With nothing added and nothing dropped, copy the entire listing.
================================
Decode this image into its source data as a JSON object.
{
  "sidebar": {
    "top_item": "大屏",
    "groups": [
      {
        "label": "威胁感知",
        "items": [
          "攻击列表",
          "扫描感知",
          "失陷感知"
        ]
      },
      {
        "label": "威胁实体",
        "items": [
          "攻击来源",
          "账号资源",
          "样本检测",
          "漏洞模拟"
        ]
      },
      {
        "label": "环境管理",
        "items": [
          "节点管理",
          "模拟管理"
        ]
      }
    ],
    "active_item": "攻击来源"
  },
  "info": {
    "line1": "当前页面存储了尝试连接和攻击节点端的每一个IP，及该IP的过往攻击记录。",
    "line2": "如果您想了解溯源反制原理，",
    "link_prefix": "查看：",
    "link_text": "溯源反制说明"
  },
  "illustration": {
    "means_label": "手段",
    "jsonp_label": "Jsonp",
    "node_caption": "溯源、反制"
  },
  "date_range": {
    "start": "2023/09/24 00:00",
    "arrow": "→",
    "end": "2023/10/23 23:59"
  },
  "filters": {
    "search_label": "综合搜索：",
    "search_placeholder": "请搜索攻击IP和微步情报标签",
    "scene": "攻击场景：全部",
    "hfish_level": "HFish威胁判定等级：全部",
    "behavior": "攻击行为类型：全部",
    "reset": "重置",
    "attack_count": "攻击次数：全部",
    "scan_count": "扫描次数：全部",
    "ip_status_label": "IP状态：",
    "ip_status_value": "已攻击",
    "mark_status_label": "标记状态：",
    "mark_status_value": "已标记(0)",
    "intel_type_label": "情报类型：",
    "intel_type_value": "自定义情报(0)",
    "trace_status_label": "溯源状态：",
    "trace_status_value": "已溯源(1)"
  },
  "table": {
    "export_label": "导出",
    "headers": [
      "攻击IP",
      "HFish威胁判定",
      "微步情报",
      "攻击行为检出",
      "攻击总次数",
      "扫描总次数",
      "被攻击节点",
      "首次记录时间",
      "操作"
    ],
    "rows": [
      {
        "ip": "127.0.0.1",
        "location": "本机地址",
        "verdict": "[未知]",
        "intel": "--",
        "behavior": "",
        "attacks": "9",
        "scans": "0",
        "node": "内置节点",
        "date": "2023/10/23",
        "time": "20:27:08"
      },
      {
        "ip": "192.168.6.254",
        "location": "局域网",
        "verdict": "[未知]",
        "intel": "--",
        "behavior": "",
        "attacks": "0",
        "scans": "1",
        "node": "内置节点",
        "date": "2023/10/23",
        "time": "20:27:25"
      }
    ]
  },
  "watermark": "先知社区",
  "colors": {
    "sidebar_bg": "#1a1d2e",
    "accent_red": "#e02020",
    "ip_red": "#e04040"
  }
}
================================
▸ **Written response**:
Decode this image into its source data as a JSON object.
{
  "sidebar": {
    "top_item": "大屏",
    "groups": [
      {
        "label": "威胁感知",
        "items": [
          "攻击列表",
          "扫描感知",
          "失陷感知"
        ]
      },
      {
        "label": "威胁实体",
        "items": [
          "攻击来源",
          "账号资源",
          "样本检测",
          "漏洞模拟"
        ]
      },
      {
        "label": "环境管理",
        "items": [
          "节点管理",
          "模拟管理"
        ]
      }
    ],
    "active_item": "攻击来源"
  },
  "info": {
    "line1": "当前页面存储了尝试连接和攻击节点端的每一个IP，及该IP的过往攻击记录。",
    "line2": "如果您想了解溯源反制原理，",
    "link_prefix": "查看：",
    "link_text": "溯源反制说明"
  },
  "illustration": {
    "means_label": "手段",
    "jsonp_label": "Jsonp",
    "node_caption": "溯源、反制"
  },
  "date_range": {
    "start": "2023/09/24 00:00",
    "arrow": "→",
    "end": "2023/10/23 23:59"
  },
  "filters": {
    "search_label": "综合搜索：",
    "search_placeholder": "请搜索攻击IP和微步情报标签",
    "scene": "攻击场景：全部",
    "hfish_level": "HFish威胁判定等级：全部",
    "behavior": "攻击行为类型：全部",
    "reset": "重置",
    "attack_count": "攻击次数：全部",
    "scan_count": "扫描次数：全部",
    "ip_status_label": "IP状态：",
    "ip_status_value": "已攻击",
    "mark_status_label": "标记状态：",
    "mark_status_value": "已标记(0)",
    "intel_type_label": "情报类型：",
    "intel_type_value": "自定义情报(0)",
    "trace_status_label": "溯源状态：",
    "trace_status_value": "已溯源(1)"
  },
  "table": {
    "export_label": "导出",
    "headers": [
      "攻击IP",
      "HFish威胁判定",
      "微步情报",
      "攻击行为检出",
      "攻击总次数",
      "扫描总次数",
      "被攻击节点",
      "首次记录时间",
      "操作"
    ],
    "rows": [
      {
        "ip": "127.0.0.1",
        "location": "本机地址",
        "verdict": "[未知]",
        "intel": "--",
        "behavior": "",
        "attacks": "9",
        "scans": "0",
        "node": "内置节点",
        "date": "2023/10/23",
        "time": "20:27:08"
      },
      {
        "ip": "192.168.6.254",
        "location": "局域网",
        "verdict": "[未知]",
        "intel": "--",
        "behavior": "",
        "attacks": "0",
        "scans": "1",
        "node": "内置节点",
        "date": "2023/10/23",
        "time": "20:27:25"
      }
    ]
  },
  "watermark": "先知社区",
  "colors": {
    "sidebar_bg": "#1a1d2e",
    "accent_red": "#e02020",
    "ip_red": "#e04040"
  }
}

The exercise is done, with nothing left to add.